Re: namespace node implementation

On Wednesday, Oct 22, 2003, at 01:18 Europe/Berlin, Per Bothner wrote:

> james anderson wrote:
>> On Tuesday, Oct 21, 2003, at 21:15 Europe/Berlin, Per Bothner wrote:
>>> I don't know what "first-class names" refers to, so I don't know if 
>>> I'm not thinking about it ...
>> "first class" in the standard sense: data which can be passed, bound, 
>> and returned.
> Yes, but how are your "first class names" different from QNames, which 
> can be passed, bound, and returned in XQuery?

the xml query drafts read as if qnames are "qualified names", that is a 
(prefix localpart) pair, for which the so called "expanded qname", that 
is the universal name, which is required for any given operation, is 
determined at the point of the operation based on some set of 
prefix-namespace bindings.

> Btw, QNames in Qexo are implmented using a class called Symbol, which 
> is also used for the JEmacs (Emacs Lisp) and (embryonic) Common Lisp 
> implementations that are also part of Kawa.  So I am quite familiar 
> with first-class names.


> Your implementation is of course a very natural one when using Common 
> Lisp.

the implementation language is not material.

>  However, it is not particularly space-efficient one, since you appear 
> to use a CLOS object for each node.  (This is similar to using DOM, of 
> course.)  I'm aiming for a much more space-efficient implementation.
the examples were chosen to use a data model which is a direct 
reflection of the query data model. other data models are possible. the 
storage efficiency of the particular model illustrated is not material 
to the issue of namespace bindings.

> Also note that XQuery requires that $b and $c/b must be two 
> *different* nodes.  Specifically, the parent of $b is $a, while the 
> parent of $c/b is $c.  Conceptually you must copy the $b node when 
> evaluating <c>{$b}</c>.

there was a note at that point in the original examples, which 
indicated that i was ignoring the equality issue for the moment. i did 
not bother to illustrate the copy operation, as, as i noted at the head 
of the message, this was not a direct xquery formulation. if the reader 
examines the description of the $f node, they will observe that its 
parent is the $g node. that is for purposes of establishing in-scope 
namespaces, it is as if it had been copied.

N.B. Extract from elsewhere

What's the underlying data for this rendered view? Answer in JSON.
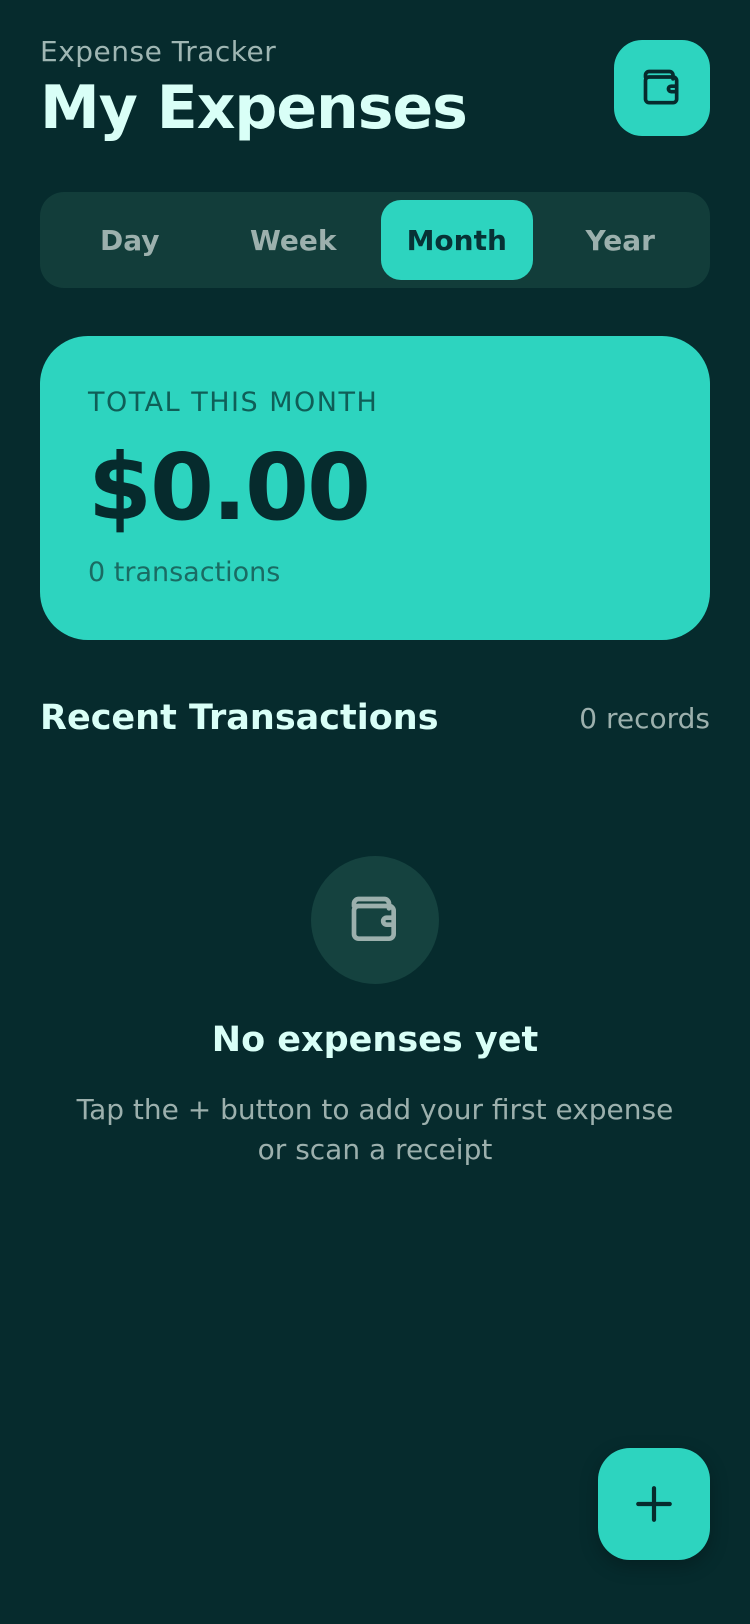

>   That means that if $b and hence $c/b has a sub-element that uses the 
> ns1 prefix, you can't find it by looking up the parent chain to get to 
> $a.
a "first-class" name does not "use the ns1 prefix". that is what 
example e/f/g was about. it is not necessary to carry the bindings 
within which one would resolve the prefix if one folds constant names.

> > inscope-namespaces($B)
> >  -> (#<NS-NODE ns2 -> NS2 #x12B1956> #<NS-NODE ns3 -> NS3 #x12C3B2E>)

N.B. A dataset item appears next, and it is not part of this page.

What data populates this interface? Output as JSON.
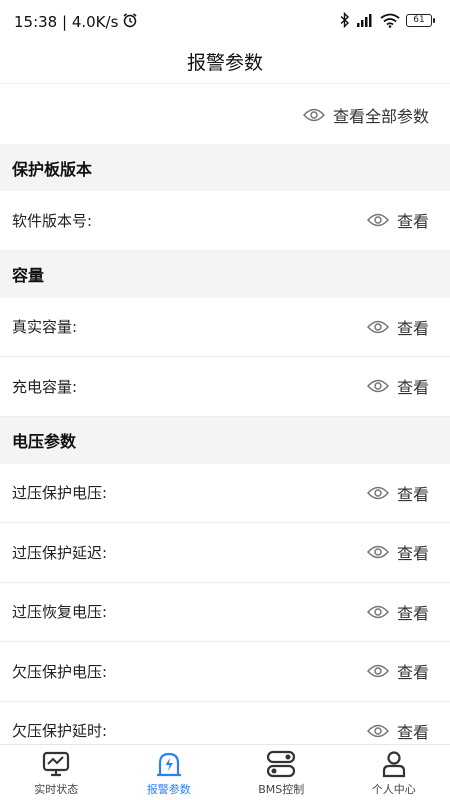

that is an artifact of having not copied the node.

> I don't think this is acceptable.
> What you've left out is what algorithm write-node uses to select where 
> to put the namespace attributes.  My guess is that when it prints an 
> element that uses a namespace prefix that it hasn't yet printed a 
> definition for then it searches up the parent links for a matching 
> binding in the namespaces slot.  Is that correct?

there is no need to guess. it's in the file 
xml:code;xparser;xml-printer.lisp of the cl-xml release and has been 
for years. it builds shallow binding environments based on those 
asserted in the encoded elements and augments them where a name appears 
for which no binding is present. then only does it do a search through 
the then lexically apparent elements to decide what prefix to use.

which means it would produce the second of the encodings illustrated 

> That works, but consider:
>   let $a := <a xmlns:ns1="NS1"><b><ns1:bx/><ns1:by/></b></a>
>   return $a/b
> This can print as either:
>   <b xmlns:ns1="NS1"><ns1:bx/><ns1:by/></b>
> or:
>   <b><ns1:bx xmlns:ns1="NS1"/><ns1:by xmlns:ns1="NS1"/></b>
> Both are valid, but I would much prefer the former.  My algorithm does 
> that.
>  I think it would be difficult for your algorithm to do that without 
> an extra pass.
why does it matter?

Received on Tuesday, 21 October 2003 20:14:45 UTC